WHAT TO PRODUCE
Every record must reappear in the answer exactly as given.
======== RECORDS FOR THE TASK ========
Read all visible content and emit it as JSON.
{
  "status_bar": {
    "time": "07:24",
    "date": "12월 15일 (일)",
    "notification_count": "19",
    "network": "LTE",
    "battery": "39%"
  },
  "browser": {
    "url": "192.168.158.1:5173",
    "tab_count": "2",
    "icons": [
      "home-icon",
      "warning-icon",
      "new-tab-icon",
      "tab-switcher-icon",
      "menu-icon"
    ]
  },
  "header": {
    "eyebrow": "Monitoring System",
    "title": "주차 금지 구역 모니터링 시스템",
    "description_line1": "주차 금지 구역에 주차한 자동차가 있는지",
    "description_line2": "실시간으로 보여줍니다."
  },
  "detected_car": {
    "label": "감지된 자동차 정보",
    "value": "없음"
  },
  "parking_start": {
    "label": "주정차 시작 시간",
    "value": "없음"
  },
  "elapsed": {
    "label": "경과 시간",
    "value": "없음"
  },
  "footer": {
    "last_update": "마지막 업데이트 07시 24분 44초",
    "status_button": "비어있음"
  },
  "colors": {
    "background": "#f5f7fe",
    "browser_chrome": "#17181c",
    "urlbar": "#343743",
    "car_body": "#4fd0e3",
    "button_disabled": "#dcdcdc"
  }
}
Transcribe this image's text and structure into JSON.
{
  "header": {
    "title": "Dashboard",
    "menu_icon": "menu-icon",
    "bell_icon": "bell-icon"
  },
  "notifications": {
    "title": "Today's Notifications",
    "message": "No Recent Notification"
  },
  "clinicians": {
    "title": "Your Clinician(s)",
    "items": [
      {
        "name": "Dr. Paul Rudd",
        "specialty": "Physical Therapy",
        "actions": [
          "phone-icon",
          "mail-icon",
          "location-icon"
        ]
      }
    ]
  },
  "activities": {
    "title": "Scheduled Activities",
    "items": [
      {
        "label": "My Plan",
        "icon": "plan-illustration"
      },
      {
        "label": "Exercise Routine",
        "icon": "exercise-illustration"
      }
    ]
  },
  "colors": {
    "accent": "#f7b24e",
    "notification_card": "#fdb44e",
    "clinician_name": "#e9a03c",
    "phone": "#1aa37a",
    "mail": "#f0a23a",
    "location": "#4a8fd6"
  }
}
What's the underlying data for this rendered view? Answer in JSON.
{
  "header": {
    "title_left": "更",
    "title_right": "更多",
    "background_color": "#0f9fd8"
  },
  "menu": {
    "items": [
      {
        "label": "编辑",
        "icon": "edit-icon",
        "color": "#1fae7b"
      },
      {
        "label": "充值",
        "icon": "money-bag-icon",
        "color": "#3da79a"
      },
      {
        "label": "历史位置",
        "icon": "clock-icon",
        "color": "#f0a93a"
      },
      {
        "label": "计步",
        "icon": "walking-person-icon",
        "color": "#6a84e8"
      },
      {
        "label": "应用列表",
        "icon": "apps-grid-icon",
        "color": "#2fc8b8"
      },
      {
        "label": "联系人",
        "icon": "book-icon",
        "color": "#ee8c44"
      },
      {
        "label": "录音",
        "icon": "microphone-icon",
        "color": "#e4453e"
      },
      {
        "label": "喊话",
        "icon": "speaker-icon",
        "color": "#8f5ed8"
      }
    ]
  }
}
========
OUTPUT OF THE TASK
Read all visible content and emit it as JSON.
{
  "status_bar": {
    "time": "07:24",
    "date": "12월 15일 (일)",
    "notification_count": "19",
    "network": "LTE",
    "battery": "39%"
  },
  "browser": {
    "url": "192.168.158.1:5173",
    "tab_count": "2",
    "icons": [
      "home-icon",
      "warning-icon",
      "new-tab-icon",
      "tab-switcher-icon",
      "menu-icon"
    ]
  },
  "header": {
    "eyebrow": "Monitoring System",
    "title": "주차 금지 구역 모니터링 시스템",
    "description_line1": "주차 금지 구역에 주차한 자동차가 있는지",
    "description_line2": "실시간으로 보여줍니다."
  },
  "detected_car": {
    "label": "감지된 자동차 정보",
    "value": "없음"
  },
  "parking_start": {
    "label": "주정차 시작 시간",
    "value": "없음"
  },
  "elapsed": {
    "label": "경과 시간",
    "value": "없음"
  },
  "footer": {
    "last_update": "마지막 업데이트 07시 24분 44초",
    "status_button": "비어있음"
  },
  "colors": {
    "background": "#f5f7fe",
    "browser_chrome": "#17181c",
    "urlbar": "#343743",
    "car_body": "#4fd0e3",
    "button_disabled": "#dcdcdc"
  }
}
Transcribe this image's text and structure into JSON.
{
  "header": {
    "title": "Dashboard",
    "menu_icon": "menu-icon",
    "bell_icon": "bell-icon"
  },
  "notifications": {
    "title": "Today's Notifications",
    "message": "No Recent Notification"
  },
  "clinicians": {
    "title": "Your Clinician(s)",
    "items": [
      {
        "name": "Dr. Paul Rudd",
        "specialty": "Physical Therapy",
        "actions": [
          "phone-icon",
          "mail-icon",
          "location-icon"
        ]
      }
    ]
  },
  "activities": {
    "title": "Scheduled Activities",
    "items": [
      {
        "label": "My Plan",
        "icon": "plan-illustration"
      },
      {
        "label": "Exercise Routine",
        "icon": "exercise-illustration"
      }
    ]
  },
  "colors": {
    "accent": "#f7b24e",
    "notification_card": "#fdb44e",
    "clinician_name": "#e9a03c",
    "phone": "#1aa37a",
    "mail": "#f0a23a",
    "location": "#4a8fd6"
  }
}
What's the underlying data for this rendered view? Answer in JSON.
{
  "header": {
    "title_left": "更",
    "title_right": "更多",
    "background_color": "#0f9fd8"
  },
  "menu": {
    "items": [
      {
        "label": "编辑",
        "icon": "edit-icon",
        "color": "#1fae7b"
      },
      {
        "label": "充值",
        "icon": "money-bag-icon",
        "color": "#3da79a"
      },
      {
        "label": "历史位置",
        "icon": "clock-icon",
        "color": "#f0a93a"
      },
      {
        "label": "计步",
        "icon": "walking-person-icon",
        "color": "#6a84e8"
      },
      {
        "label": "应用列表",
        "icon": "apps-grid-icon",
        "color": "#2fc8b8"
      },
      {
        "label": "联系人",
        "icon": "book-icon",
        "color": "#ee8c44"
      },
      {
        "label": "录音",
        "icon": "microphone-icon",
        "color": "#e4453e"
      },
      {
        "label": "喊话",
        "icon": "speaker-icon",
        "color": "#8f5ed8"
      }
    ]
  }
}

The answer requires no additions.